I like my GI doc. I haven’t seen Dr. C in a while but he listens and doesn’t shrug off symptoms or why you’re there.

He looked concerned from the moment he walked in. He had spoken to my Oncologist. He asked all the typical questions about why I was there; typing all my answers into my chart on the computer. The physical exam was next. He pushed and pressed all over my abdomen. When he pressed on my right side below my ribs I saw stars and the look on my face caused him to nod. He matter of factly told me my gallbladder was inflamed and it needed to come out. Huh?? But it’s always nothing. Now it’s something?

He began writing orders for tests. He wanted to make sure there wouldn’t be any surprises for the surgeon. Swell.

Ultrasound, Upper Endoscopy, HIDA Scan and then surgery. They scheduled the ultrasound later that afternoon -no time like the present. Endoscopy is this coming Wednesday. Doctor C isn’t messing around.

Hopefully, when it’s all over with I’ll be more comfortable and eating won’t be a nightmare anymore. I’m not going to lie, if I start gaining weight again, someone’s going to hear about it.

So this year, instead of a birthday party, I’ll be having a “Going Away Party” for my gallbladder! Everyone’s invited!

A New Chapter

In a previous post I mentioned that my Oncologist suggested I take a break from the Exemestane I’ve been taking since my diagnosis.  I had been complaining about my increasing weight and my inability to lose any. That was in June.

Fast forward to today and I’m now down 17lbs and I’m walking a half mile to a mile almost every day. In fact, this week I can happily say I walked about 7.5 miles in total.  That may not seem excessive to some but the bone and joint pain I was experiencing on the Exemestane was crippling. It not only affected me physically but it affected my personal life because it made me cranky. When you don’t feel good you can’t be the way other people expect you to. I’m not a person that can stomp down the pain, frustration and exhaustion and put on a happy face. This isn’t Hollywood and I’m not an actress.

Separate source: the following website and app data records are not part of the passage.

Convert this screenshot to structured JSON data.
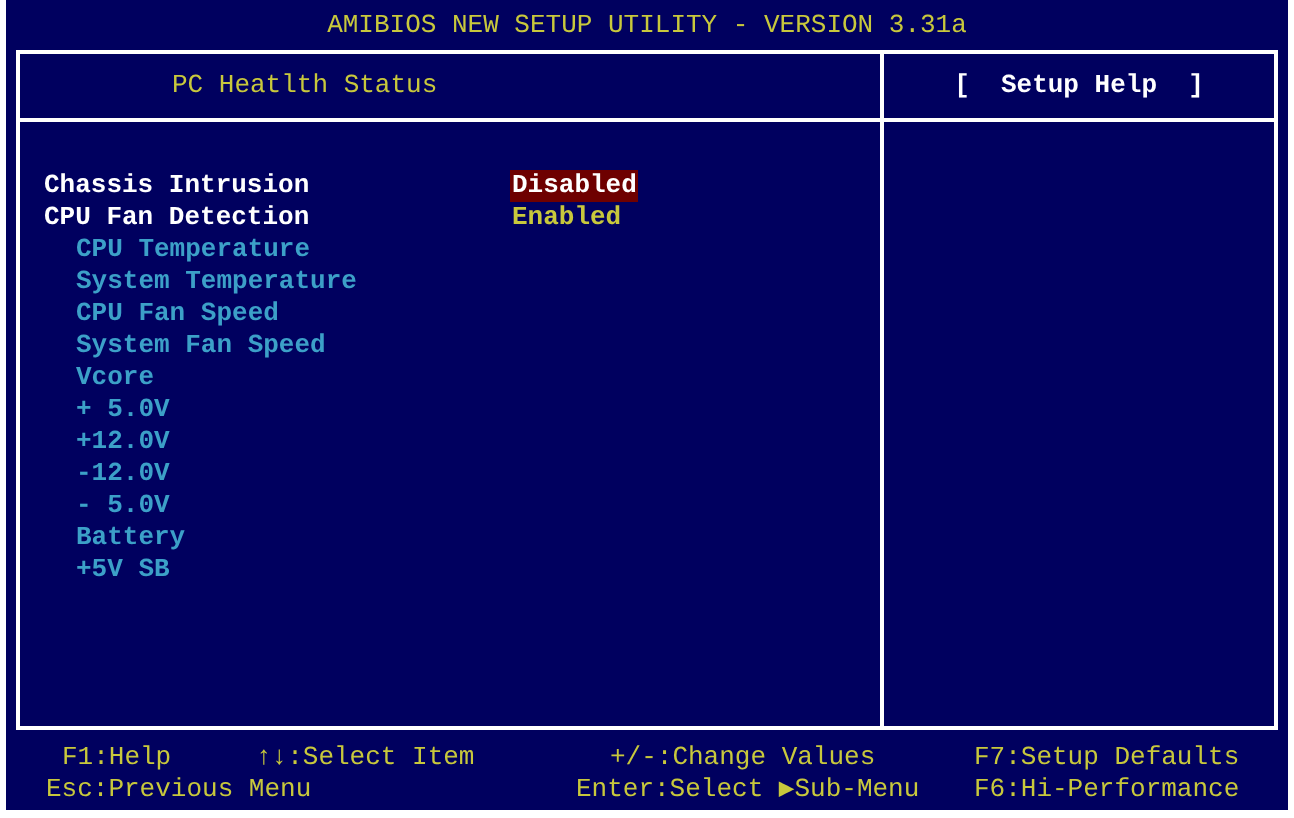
{
  "title": "AMIBIOS NEW SETUP UTILITY - VERSION 3.31a",
  "panel_title": "PC Heatlth Status",
  "help_title": "[  Setup Help  ]",
  "items": [
    {
      "kind": "setting",
      "label": "Chassis Intrusion",
      "value": "Disabled",
      "selected": true
    },
    {
      "kind": "setting",
      "label": "CPU Fan Detection",
      "value": "Enabled",
      "selected": false
    },
    {
      "kind": "reading",
      "label": "CPU Temperature"
    },
    {
      "kind": "reading",
      "label": "System Temperature"
    },
    {
      "kind": "reading",
      "label": "CPU Fan Speed"
    },
    {
      "kind": "reading",
      "label": "System Fan Speed"
    },
    {
      "kind": "reading",
      "label": "Vcore"
    },
    {
      "kind": "reading",
      "label": "+ 5.0V"
    },
    {
      "kind": "reading",
      "label": "+12.0V"
    },
    {
      "kind": "reading",
      "label": "-12.0V"
    },
    {
      "kind": "reading",
      "label": "- 5.0V"
    },
    {
      "kind": "reading",
      "label": "Battery"
    },
    {
      "kind": "reading",
      "label": "+5V SB"
    }
  ],
  "footer": [
    [
      "F1:Help",
      "↑↓:Select Item",
      "+/-:Change Values",
      "F7:Setup Defaults"
    ],
    [
      "Esc:Previous Menu",
      "Enter:Select ▶Sub-Menu",
      "F6:Hi-Performance"
    ]
  ]
}
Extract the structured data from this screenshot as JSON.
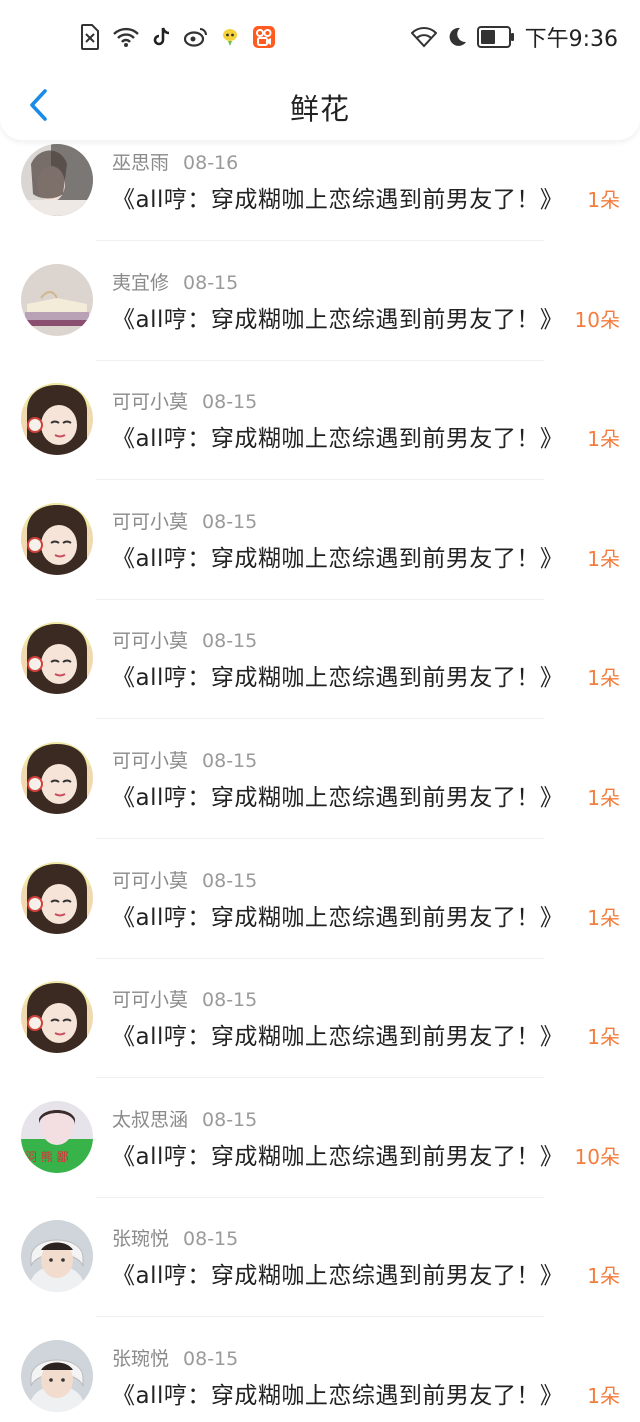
{
  "statusbar": {
    "time": "下午9:36",
    "left_icons": [
      "sim-error-icon",
      "wifi-signal-icon",
      "tiktok-icon",
      "weibo-icon",
      "chat-bubble-icon",
      "kuaishou-icon"
    ],
    "right_icons": [
      "wifi-icon",
      "moon-icon",
      "battery-icon"
    ]
  },
  "navbar": {
    "title": "鲜花"
  },
  "colors": {
    "accent_blue": "#1a8ce8",
    "count_orange": "#f47c3c"
  },
  "items": [
    {
      "user": "巫思雨",
      "date": "08-16",
      "book": "《all哼：穿成糊咖上恋综遇到前男友了！》",
      "count": "1朵",
      "avatar": "avatar-a"
    },
    {
      "user": "夷宜修",
      "date": "08-15",
      "book": "《all哼：穿成糊咖上恋综遇到前男友了！》",
      "count": "10朵",
      "avatar": "avatar-b"
    },
    {
      "user": "可可小莫",
      "date": "08-15",
      "book": "《all哼：穿成糊咖上恋综遇到前男友了！》",
      "count": "1朵",
      "avatar": "avatar-c"
    },
    {
      "user": "可可小莫",
      "date": "08-15",
      "book": "《all哼：穿成糊咖上恋综遇到前男友了！》",
      "count": "1朵",
      "avatar": "avatar-c"
    },
    {
      "user": "可可小莫",
      "date": "08-15",
      "book": "《all哼：穿成糊咖上恋综遇到前男友了！》",
      "count": "1朵",
      "avatar": "avatar-c"
    },
    {
      "user": "可可小莫",
      "date": "08-15",
      "book": "《all哼：穿成糊咖上恋综遇到前男友了！》",
      "count": "1朵",
      "avatar": "avatar-c"
    },
    {
      "user": "可可小莫",
      "date": "08-15",
      "book": "《all哼：穿成糊咖上恋综遇到前男友了！》",
      "count": "1朵",
      "avatar": "avatar-c"
    },
    {
      "user": "可可小莫",
      "date": "08-15",
      "book": "《all哼：穿成糊咖上恋综遇到前男友了！》",
      "count": "1朵",
      "avatar": "avatar-c"
    },
    {
      "user": "太叔思涵",
      "date": "08-15",
      "book": "《all哼：穿成糊咖上恋综遇到前男友了！》",
      "count": "10朵",
      "avatar": "avatar-d"
    },
    {
      "user": "张琬悦",
      "date": "08-15",
      "book": "《all哼：穿成糊咖上恋综遇到前男友了！》",
      "count": "1朵",
      "avatar": "avatar-e"
    },
    {
      "user": "张琬悦",
      "date": "08-15",
      "book": "《all哼：穿成糊咖上恋综遇到前男友了！》",
      "count": "1朵",
      "avatar": "avatar-e"
    }
  ]
}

Physically, I feel really good. I do have some pain in my hips but the Gabapinten I’m taking helps dull the ache. I’m starting to feel lighter…finally. I still have quite a ways to go but I’m making progress and that only makes me want to continue to lose the weight and keep walking.

I’ve met some really nice people on my walks too!  Mostly, folks with dogs that want to male friends with Bella and others that just feel like talking beyond a passing ‘Hello’.


The other morning, while Bella was being curious and sniffing what I assume to be another dog that had been by, an energetic older women approaching me yelled out, “We are wearing the same colors.”  And we were. Right down to our white sneakers. She stopped and commented on Bella and then we walked together for the next .69 miles. She told me about her children and even her estranged relationship with her mother.

I told her about my diagnosis and the story of how I found out. I explained why I was walking and my desire to get my ‘pre-cancer’ body back. She was sweet and thankfully avoided all battle language but she did say she would put me on her church’s prayer list and that for the next 2 weeks I’d be prayed for round the clock.

My goal is to be at my desired weight by October. Before it gets too cold to go walking and the snow flies.

When I see my Oncologist again in September, I plan on telling her that I will not be going back on Exemestane or any other Aromatase Inhibitor. It may seem like a foolish decision but my quality of life is more important to me than living with the daily pain and fatigue.

I am putting my cancer away. I’m done with it. Everyone says I’m doing great and should enjoy life and that’s exactly what I plan on doing. Although I don’t exactly know what that will look like for me, I am eager to see how it all unfolds.